a. 5/12 b. ⅔ c. 7/12 d. ¾

correct: c, solution:

*A*)=P(6 on the dice) =⅙.

P(

*B*)=P(Tails on the coin) =½.

P(

*A∩B*)=P(both)

P(

*A∪B*)=P(

*A*)+P(

*B*)-P(

*A∩B*)

Because there are two independent events then

*A∩B*)=P(

*A*)×P(

*B*)

=⅙+½-(⅙×½)=7/12

Q6. It is given that two events, *A* and *B*, are independent.
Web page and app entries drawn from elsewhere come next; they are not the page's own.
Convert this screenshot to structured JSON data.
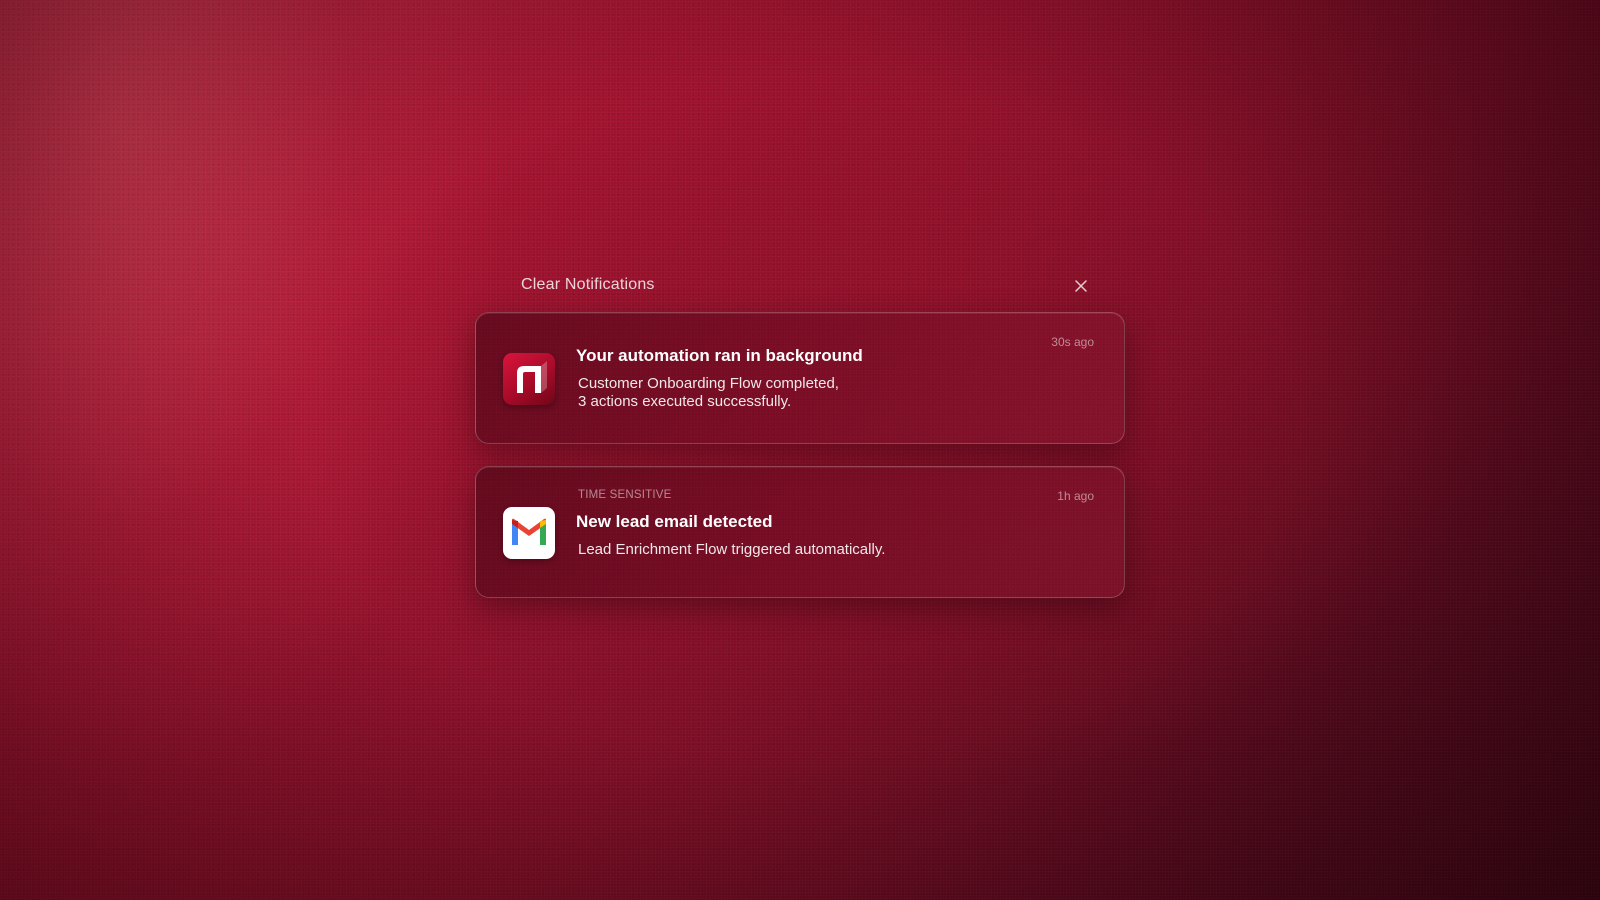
{
  "header": {
    "title": "Clear Notifications",
    "close_icon": "close-icon"
  },
  "notifications": [
    {
      "app_icon": "n8n-automation-icon",
      "time": "30s ago",
      "title": "Your automation ran in background",
      "body_lines": [
        "Customer Onboarding Flow completed,",
        "3 actions executed successfully."
      ]
    },
    {
      "app_icon": "gmail-icon",
      "tag": "TIME SENSITIVE",
      "time": "1h ago",
      "title": "New lead email detected",
      "body_lines": [
        "Lead Enrichment Flow triggered automatically."
      ]
    }
  ],
  "colors": {
    "background_accent": "#a5122f",
    "automation_icon": "#c8102e",
    "gmail_red": "#ea4335",
    "gmail_blue": "#4285f4",
    "gmail_green": "#34a853",
    "gmail_yellow": "#fbbc04"
  }
}
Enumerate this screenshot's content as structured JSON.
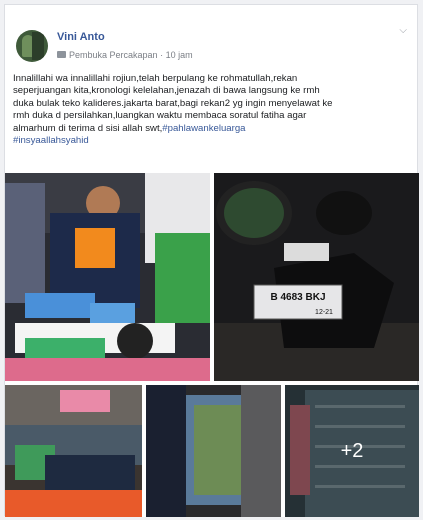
{
  "post": {
    "author": "Vini Anto",
    "role": "Pembuka Percakapan",
    "time": "10 jam",
    "text_lines": [
      "Innalillahi wa innalillahi rojiun,telah berpulang ke rohmatullah,rekan",
      "seperjuangan kita,kronologi kelelahan,jenazah di bawa langsung ke rmh",
      "duka bulak teko kalideres.jakarta barat,bagi rekan2 yg ingin menyelawat ke",
      "rmh duka d persilahkan,luangkan waktu membaca soratul fatiha agar",
      "almarhum di terima d sisi allah swt,"
    ],
    "hashtag1": "#pahlawankeluarga",
    "hashtag2": "#insyaallahsyahid"
  },
  "photos": {
    "plate_line1": "B 4683 BKJ",
    "plate_line2": "12-21",
    "more_count": "+2"
  },
  "colors": {
    "link": "#385898",
    "text": "#1c1e21",
    "meta": "#7b7f86"
  }
}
P(*A*)=⅖ and P(*B*)=0.35. Calculate P(*A* or *B*).

Solution:

*A*and

*B*)=P(

*A*)×P(

*B*)=0.4×0.35=0.14

P(

*A*or

*B*)=P(

*A*)+P(

*B*)-P(

*A*and

*B*)

=0.4+0.35-0.14=0.61

Q7. Determine whether the two events are independent or dependent.

1. Tossing a coin and selecting a card from a deck

2. Driving on ice and having an accident

3. Drawing a ball from an urn, not replacing it, and then drawing a secondball

4. Having a high I.Q. and having a large hat size

5. Tossing one coin and then tossing a second coin

solution:

1. Independent.Tossing a coin has no effect on drawing a card.

2. Dependent. In most cases, driving on ice will increase the probabilityof having an accident.

3. Dependent. Since the first ball is not replaced before the second ballis selected, it will change the probability of a specific second ballbeing selected.

4. Independent. To the best of the author’s knowledge, no studies havebeen done showing any relationship between hat size and I.Q.

5. Independent.The outcome of the first does not influence the outcomeof the second coin.

Q8. Probability of solving specific problem independently by *A* and *B* are ½ and ⅓ respectively. If both try to solve the problem independently, find the probability that

(i) the problem is solved (ii) exactly one of them solves the problem.

answer:

Probability of solving the problem by *A*, P(*A*)=½

Probability of solving the problem by *B*, P(*B*)=⅓

Since the problem is solved independently by *A* and *B*,

*A∩B*)=P(

*A*)∙P(

*B*)=½×⅓=⅙

P(Ā)=1-P(

*A*)=1-½=½

P(B̄)=1-P(

*B*)=1-⅓=⅔

(i) Probability that the problem is solved=P(

*A∪B*)

*A∪B*)=P(

*A*)+P(

*B*)-P(

*A∩B*)

P(

*A∪B*)=½+⅓-⅙=⅔

(ii) Probability that exactly one of them solves the problem is given by,

*A*)∙P(B̄)+P(Ā)∙P(

*B*)

½×⅔+½×⅓=½(1)=½